# Work item
Which of the lines below include the word "JUJUY"? Pull each one out.

══════

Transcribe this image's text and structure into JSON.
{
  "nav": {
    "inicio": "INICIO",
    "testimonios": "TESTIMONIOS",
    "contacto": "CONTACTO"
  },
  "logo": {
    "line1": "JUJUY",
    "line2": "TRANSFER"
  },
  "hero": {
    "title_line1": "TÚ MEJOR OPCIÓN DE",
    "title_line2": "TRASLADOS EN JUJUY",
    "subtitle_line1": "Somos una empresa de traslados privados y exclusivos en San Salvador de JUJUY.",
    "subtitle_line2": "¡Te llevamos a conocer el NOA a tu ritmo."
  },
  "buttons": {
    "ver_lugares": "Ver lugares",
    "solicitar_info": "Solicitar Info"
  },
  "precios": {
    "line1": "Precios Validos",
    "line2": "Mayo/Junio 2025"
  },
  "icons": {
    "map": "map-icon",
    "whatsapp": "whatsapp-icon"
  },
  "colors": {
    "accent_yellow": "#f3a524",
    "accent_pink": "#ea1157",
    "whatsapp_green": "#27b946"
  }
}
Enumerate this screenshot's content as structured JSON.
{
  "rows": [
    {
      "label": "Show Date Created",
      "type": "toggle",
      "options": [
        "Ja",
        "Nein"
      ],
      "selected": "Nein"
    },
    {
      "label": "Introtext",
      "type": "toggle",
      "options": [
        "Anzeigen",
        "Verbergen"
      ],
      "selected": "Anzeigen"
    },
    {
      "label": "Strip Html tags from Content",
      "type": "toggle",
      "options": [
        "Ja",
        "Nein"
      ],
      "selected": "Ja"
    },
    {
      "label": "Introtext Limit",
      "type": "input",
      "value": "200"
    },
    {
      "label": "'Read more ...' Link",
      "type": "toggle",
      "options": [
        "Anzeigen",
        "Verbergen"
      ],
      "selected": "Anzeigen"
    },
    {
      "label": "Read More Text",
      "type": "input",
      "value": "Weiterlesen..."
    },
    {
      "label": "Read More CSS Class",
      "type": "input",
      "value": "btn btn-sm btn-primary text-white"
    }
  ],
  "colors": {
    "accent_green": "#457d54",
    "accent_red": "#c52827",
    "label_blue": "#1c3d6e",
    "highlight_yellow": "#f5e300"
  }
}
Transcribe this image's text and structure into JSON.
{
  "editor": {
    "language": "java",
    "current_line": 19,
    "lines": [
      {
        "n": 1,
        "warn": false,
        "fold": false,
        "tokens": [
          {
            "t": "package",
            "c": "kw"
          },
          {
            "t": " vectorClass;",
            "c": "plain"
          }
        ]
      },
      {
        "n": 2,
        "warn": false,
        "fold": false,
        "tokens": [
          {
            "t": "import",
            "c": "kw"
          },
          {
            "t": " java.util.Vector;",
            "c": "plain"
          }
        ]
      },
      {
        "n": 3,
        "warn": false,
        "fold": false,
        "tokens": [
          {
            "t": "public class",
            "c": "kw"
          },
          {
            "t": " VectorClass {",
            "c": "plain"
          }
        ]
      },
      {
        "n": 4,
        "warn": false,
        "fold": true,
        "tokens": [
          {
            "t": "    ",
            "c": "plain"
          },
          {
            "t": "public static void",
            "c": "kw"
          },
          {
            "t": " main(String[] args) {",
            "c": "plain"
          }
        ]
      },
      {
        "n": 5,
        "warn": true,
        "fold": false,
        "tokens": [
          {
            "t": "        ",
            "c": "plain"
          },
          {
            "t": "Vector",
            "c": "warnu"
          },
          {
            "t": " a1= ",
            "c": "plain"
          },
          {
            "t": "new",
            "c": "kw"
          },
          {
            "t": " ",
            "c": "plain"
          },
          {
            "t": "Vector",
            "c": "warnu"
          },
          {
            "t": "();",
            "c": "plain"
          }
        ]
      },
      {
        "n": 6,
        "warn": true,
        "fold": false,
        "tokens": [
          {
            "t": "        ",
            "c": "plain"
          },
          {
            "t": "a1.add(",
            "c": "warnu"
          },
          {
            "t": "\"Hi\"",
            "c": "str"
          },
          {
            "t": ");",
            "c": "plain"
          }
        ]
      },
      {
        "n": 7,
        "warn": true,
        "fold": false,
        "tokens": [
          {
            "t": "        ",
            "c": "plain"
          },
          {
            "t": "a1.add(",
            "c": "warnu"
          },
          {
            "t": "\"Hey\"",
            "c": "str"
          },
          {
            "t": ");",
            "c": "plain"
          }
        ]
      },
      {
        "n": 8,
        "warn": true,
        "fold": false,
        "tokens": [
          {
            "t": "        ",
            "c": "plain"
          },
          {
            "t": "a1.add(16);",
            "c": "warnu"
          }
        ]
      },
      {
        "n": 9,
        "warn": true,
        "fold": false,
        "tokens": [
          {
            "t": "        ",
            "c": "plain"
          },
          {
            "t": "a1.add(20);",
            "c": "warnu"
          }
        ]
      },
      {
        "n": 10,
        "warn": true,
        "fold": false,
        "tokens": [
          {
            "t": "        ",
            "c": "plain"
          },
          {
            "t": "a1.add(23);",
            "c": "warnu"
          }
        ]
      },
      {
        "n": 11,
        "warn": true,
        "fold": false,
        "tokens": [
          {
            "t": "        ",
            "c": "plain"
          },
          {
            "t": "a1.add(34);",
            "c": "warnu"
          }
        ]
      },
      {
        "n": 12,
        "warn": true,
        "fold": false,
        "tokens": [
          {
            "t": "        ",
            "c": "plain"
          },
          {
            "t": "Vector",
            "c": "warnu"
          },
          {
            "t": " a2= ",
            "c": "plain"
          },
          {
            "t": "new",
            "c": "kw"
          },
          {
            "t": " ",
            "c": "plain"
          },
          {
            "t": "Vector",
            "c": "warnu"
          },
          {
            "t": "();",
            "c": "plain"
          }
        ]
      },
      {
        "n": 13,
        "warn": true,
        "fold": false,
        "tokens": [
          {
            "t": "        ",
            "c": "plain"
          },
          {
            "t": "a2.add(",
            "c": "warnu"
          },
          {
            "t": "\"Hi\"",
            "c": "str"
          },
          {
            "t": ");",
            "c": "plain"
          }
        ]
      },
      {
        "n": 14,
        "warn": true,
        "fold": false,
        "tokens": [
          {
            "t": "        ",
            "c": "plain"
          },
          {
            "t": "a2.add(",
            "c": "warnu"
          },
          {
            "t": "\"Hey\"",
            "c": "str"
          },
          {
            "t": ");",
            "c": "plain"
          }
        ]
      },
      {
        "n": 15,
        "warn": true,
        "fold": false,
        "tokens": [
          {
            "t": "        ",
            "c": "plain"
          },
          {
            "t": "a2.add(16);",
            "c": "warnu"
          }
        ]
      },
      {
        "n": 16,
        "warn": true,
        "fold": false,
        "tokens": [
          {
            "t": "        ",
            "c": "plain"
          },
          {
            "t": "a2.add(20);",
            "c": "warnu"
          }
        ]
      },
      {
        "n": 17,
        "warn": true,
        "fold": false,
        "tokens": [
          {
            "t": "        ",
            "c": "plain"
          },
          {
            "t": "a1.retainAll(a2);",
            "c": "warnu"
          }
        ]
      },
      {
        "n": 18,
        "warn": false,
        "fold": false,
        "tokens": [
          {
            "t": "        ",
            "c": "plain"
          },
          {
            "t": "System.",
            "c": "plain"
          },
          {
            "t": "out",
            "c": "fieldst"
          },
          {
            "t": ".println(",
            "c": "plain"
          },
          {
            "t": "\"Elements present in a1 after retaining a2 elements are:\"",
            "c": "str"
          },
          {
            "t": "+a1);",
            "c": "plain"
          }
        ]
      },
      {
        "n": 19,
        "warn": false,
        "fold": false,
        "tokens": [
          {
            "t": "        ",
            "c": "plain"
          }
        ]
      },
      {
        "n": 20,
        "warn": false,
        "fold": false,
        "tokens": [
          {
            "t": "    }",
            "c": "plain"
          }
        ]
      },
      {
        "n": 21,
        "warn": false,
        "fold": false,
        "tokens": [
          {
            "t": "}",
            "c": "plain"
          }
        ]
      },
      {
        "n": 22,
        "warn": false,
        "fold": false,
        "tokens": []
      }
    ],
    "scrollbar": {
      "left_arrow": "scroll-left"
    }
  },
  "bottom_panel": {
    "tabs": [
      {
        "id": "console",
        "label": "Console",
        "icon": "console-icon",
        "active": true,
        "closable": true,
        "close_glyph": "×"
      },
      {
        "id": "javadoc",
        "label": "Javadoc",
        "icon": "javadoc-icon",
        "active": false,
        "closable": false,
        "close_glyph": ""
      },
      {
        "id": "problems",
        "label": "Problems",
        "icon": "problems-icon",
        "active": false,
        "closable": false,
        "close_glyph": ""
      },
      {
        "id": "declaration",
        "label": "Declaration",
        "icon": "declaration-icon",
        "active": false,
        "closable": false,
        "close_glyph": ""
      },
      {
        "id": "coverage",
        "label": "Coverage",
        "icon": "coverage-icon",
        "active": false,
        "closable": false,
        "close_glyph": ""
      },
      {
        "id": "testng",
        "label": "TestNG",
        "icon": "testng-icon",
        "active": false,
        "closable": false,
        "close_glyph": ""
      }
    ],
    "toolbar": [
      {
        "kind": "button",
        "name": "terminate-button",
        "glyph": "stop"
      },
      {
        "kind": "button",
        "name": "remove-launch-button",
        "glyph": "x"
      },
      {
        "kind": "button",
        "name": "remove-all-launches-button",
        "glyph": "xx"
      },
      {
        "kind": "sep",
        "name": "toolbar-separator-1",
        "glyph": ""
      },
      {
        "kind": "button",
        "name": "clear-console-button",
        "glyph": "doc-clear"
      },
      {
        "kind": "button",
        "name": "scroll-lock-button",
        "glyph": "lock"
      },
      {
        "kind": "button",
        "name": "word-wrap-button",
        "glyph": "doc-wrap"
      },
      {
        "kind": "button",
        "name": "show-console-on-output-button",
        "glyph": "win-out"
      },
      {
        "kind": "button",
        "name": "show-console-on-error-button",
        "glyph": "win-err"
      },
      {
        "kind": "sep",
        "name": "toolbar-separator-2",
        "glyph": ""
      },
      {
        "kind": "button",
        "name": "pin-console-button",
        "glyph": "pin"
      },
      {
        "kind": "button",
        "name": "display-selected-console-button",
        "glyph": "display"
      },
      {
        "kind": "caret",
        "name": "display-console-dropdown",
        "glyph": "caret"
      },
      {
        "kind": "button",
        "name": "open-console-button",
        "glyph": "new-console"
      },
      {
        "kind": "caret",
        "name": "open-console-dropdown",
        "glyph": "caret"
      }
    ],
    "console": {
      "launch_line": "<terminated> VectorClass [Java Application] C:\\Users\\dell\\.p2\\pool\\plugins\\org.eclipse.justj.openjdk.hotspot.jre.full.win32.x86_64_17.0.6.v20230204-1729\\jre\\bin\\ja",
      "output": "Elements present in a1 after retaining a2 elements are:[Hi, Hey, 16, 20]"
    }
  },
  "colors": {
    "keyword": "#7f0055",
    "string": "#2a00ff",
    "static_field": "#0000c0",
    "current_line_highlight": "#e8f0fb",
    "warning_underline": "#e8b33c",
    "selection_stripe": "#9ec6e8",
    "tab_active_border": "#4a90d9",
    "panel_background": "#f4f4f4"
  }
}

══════

# Finished exercise
    "line1": "JUJUY",
    "title_line2": "TRASLADOS EN JUJUY",
    "subtitle_line1": "Somos una empresa de traslados privados y exclusivos en San Salvador de JUJUY.",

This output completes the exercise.